Today turned out to be something of a rest day for us. I was awake at 7.30 am and looked out the window to see that it wasn’t raining, although there were a few small rain squalls coming through from the north. A nearby island was lit up by the sun and it seemed such a change from the last few days.
At around 9.00 am, the Hurtigruten ferry sailed past. Hurtigruten (“Express Route”, also known as the Norwegian Coastal Express) is a Norwegian cruise, ferry and cargo operator.The company was founded in 1893 to operate voyages on Norway’s western and northern coast between Bergen and Kirkenes. Hurtigruten ships sail almost the entire length of the country, crossing the arctic circle and complete the round-trip journey in 11 days. The trip has been described as the “World’s Most Beautiful Sea Voyage,” with stops in such places as Bergen, the Geiranger fjord, and the Lofoten Islands where we will soon be.
After breakfast we back-tracked around to Stokvagen where we had been yesterday. Without rain, the scenery was much more spectacular. We re-photographed some of the same places as the day before.

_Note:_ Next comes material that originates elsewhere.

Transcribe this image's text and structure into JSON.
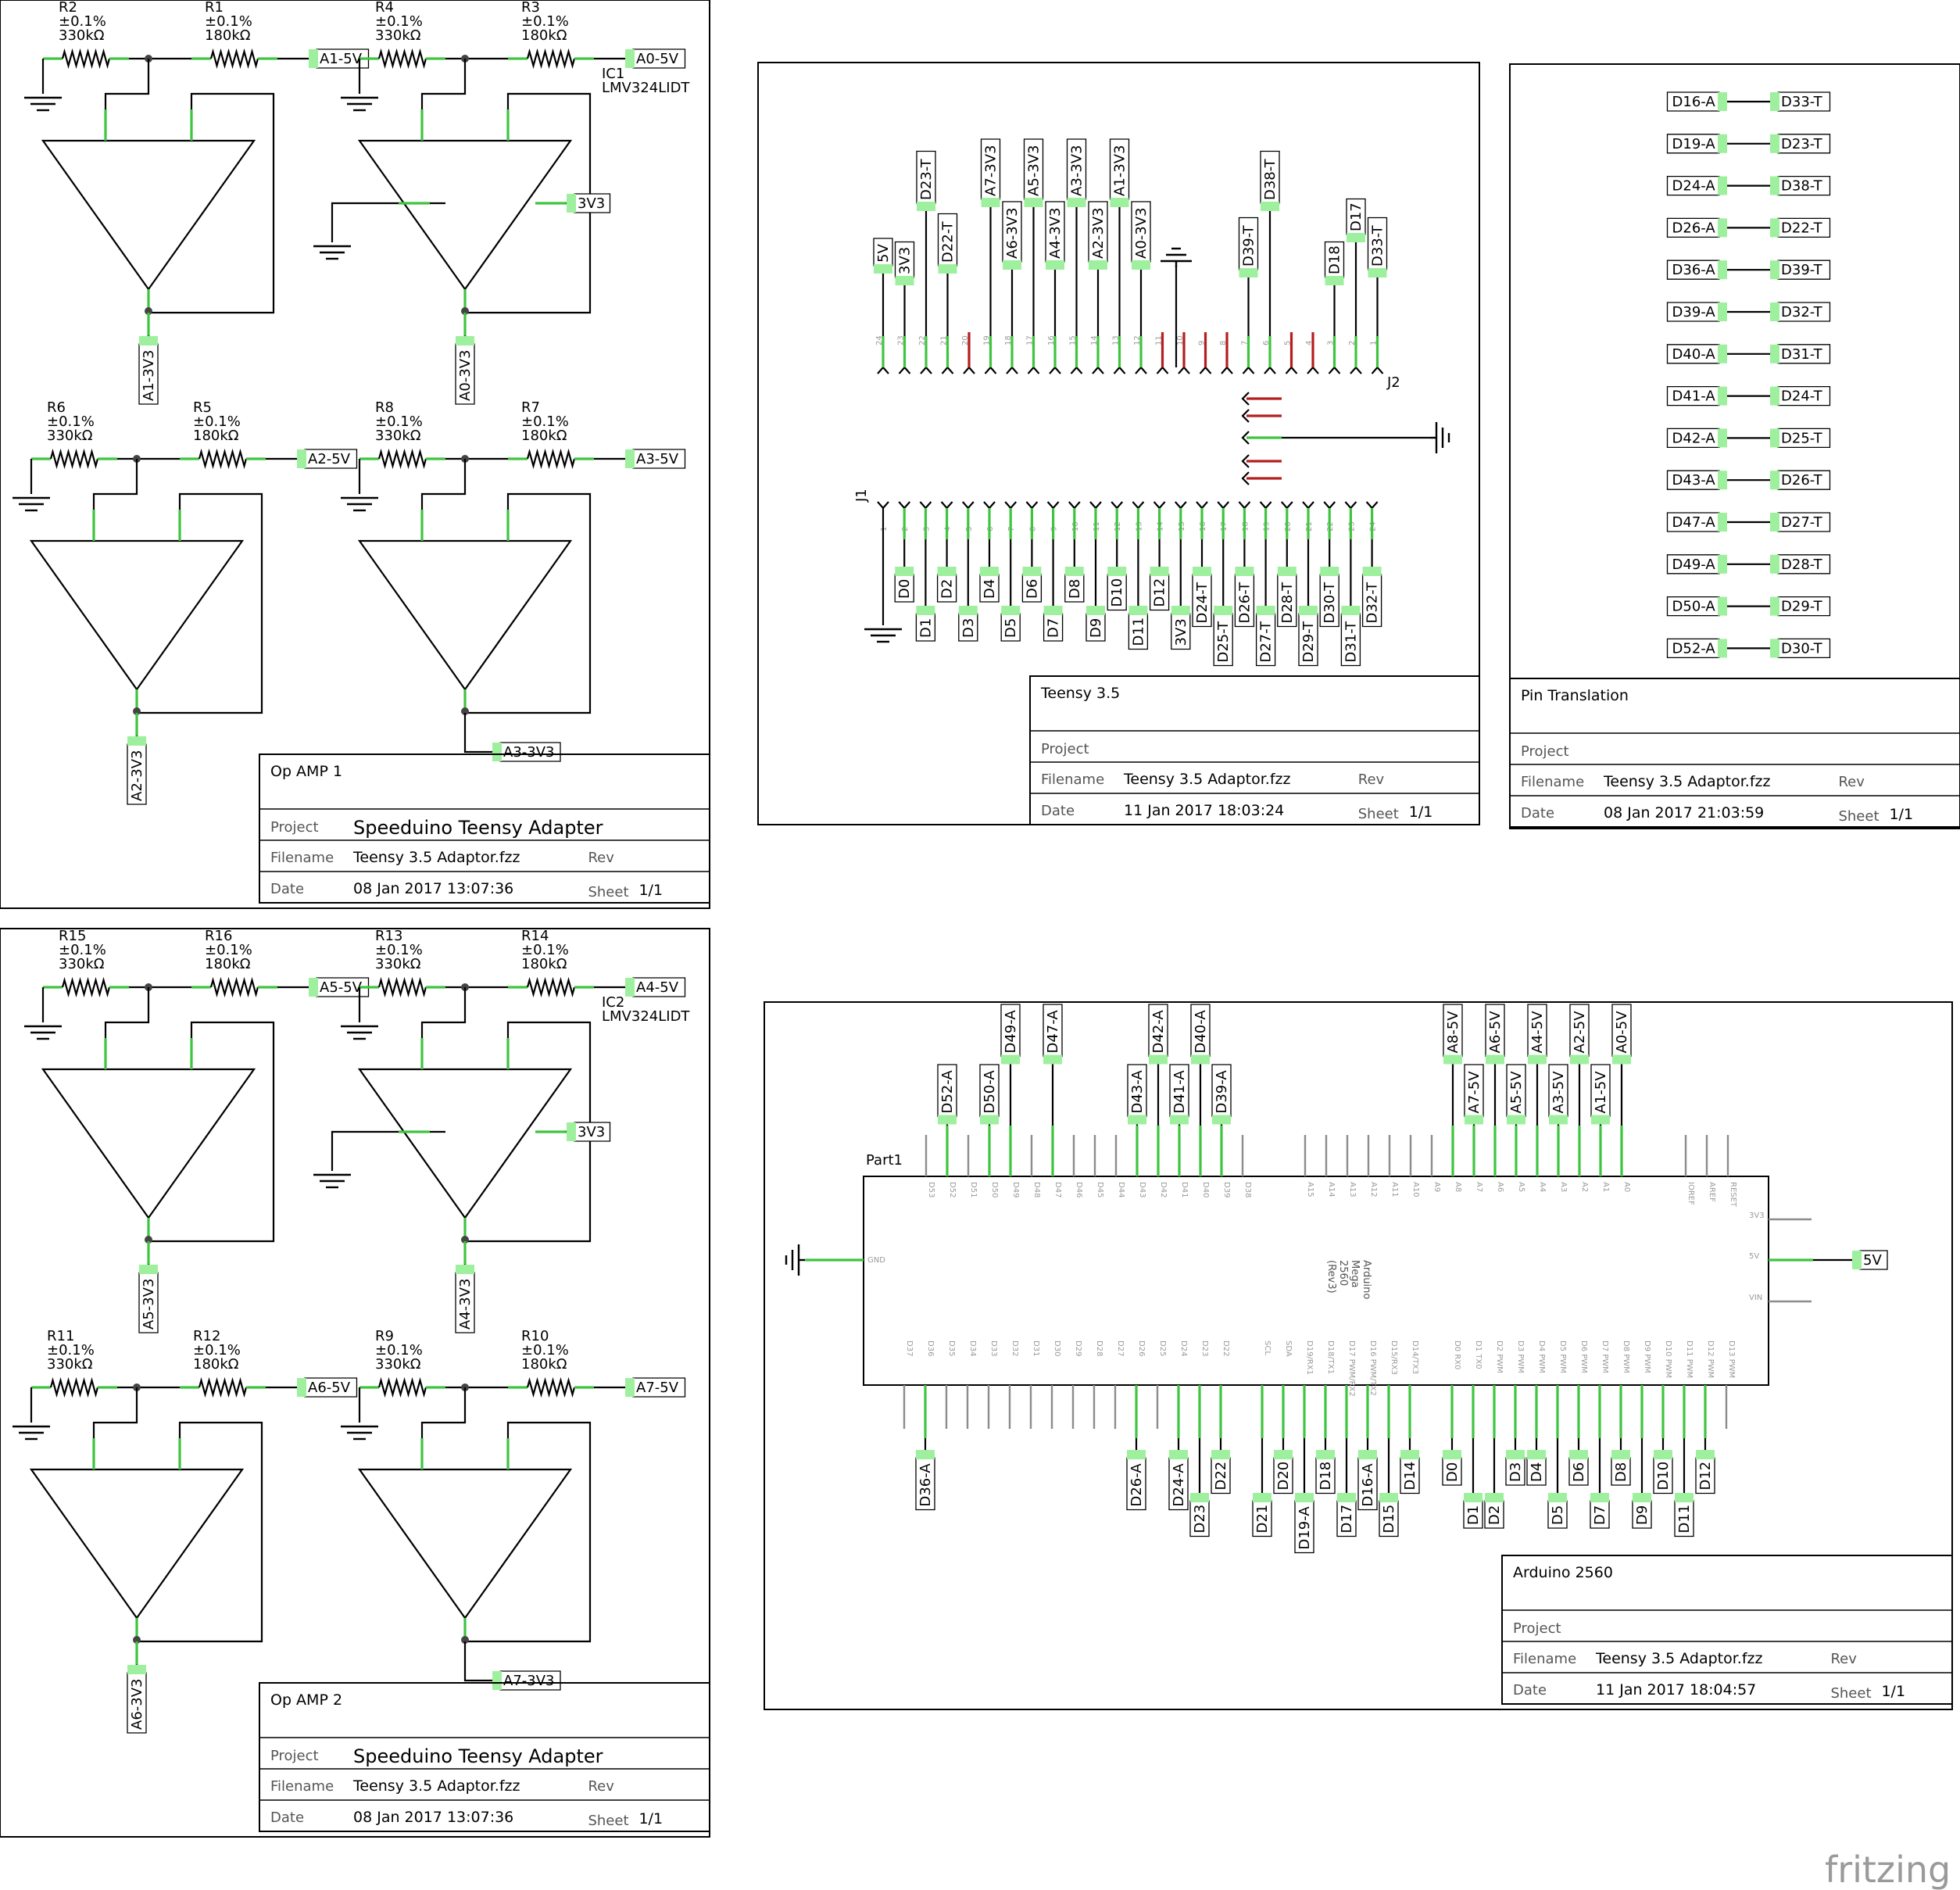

Near Stokvagen is a museum that shows some artefacts from the German occupation of this area in WW2. There is a small display of some captured weapons and on the hill outside the museum are the remains of some bunkers that were built as part of a German coastal defence battery. It’s a bit like Point Nepean at home with some old gun emplacements, and some bunkers that were used for storing ammunition and barracks for the troops. I explored one bunker that was intended to be a field hospital, although it wasn’t quite finished when the war ended in 1945.
This area was also one of eight sites around the world in which Omega signal stations were located. (We had one near Welshpool in Victoria). These were radio stations that worked on the Ultra Low Frequency Band that could tell American Poseidon submarines exactly where they were positioned. It’s no good having a nuclear capability unless you know the exact location from where you are firing missiles! This technology became irrelevant at the end of the cold war and was replaced by satellite technology.
On the way back to our cabin on the waterfront at Tonnes, we come across this elk standing nonchalantly in a field. He stood still long enough for me to get a good shot of him.
Back at Oscar Brygga, I decided to give my drone another fly and taker a few aerial shots of our location. I haven’t always been able to use it on this trip – its either been too wet, too crowded or too windy. Sometimes it is irrelevant because we are on a high point anyway. but on other times it has some value like today. Our cabin is one of the red ones along the waterfront.